Return only the number of lines in the records below where the string "value" shows up.

Website and app data records:

▬▬▬▬▬▬

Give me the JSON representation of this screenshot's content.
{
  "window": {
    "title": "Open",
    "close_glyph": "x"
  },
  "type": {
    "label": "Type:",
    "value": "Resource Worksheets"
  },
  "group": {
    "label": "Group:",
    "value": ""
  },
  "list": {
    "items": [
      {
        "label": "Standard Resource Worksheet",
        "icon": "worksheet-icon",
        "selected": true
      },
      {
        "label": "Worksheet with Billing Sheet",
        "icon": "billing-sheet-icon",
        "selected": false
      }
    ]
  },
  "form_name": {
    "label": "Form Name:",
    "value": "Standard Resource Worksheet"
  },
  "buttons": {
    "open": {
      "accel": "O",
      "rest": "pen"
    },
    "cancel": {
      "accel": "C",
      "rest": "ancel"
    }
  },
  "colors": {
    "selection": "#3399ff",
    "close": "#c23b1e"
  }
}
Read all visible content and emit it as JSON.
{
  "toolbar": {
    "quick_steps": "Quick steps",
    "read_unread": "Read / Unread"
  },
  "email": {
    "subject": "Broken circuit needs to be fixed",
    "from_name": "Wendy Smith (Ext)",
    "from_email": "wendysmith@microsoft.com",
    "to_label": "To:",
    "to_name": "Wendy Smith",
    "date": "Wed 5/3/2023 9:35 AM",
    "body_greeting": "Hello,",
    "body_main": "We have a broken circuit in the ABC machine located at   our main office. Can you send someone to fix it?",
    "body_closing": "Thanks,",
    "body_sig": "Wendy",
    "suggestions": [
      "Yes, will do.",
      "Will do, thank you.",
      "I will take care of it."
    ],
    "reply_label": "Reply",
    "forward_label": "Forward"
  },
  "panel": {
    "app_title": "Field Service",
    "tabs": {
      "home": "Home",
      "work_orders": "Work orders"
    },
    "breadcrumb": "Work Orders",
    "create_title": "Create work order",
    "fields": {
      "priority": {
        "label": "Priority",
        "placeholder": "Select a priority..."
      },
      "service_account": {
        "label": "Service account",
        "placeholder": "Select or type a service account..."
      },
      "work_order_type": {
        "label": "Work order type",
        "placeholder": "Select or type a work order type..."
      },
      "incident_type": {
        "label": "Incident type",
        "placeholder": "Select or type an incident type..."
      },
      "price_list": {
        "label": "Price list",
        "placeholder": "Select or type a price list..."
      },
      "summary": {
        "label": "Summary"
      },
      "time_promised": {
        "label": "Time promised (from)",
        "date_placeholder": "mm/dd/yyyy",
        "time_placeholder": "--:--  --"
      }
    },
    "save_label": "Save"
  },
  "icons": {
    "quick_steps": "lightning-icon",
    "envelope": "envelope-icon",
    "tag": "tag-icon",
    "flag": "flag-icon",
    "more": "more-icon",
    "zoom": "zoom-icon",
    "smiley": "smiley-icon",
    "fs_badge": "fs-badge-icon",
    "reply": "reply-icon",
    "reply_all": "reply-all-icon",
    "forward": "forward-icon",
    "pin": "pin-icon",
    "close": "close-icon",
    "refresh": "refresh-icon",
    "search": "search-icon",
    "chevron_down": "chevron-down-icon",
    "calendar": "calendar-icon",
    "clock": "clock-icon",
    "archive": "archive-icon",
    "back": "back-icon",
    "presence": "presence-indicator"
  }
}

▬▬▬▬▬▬

§ **Final answer**:
3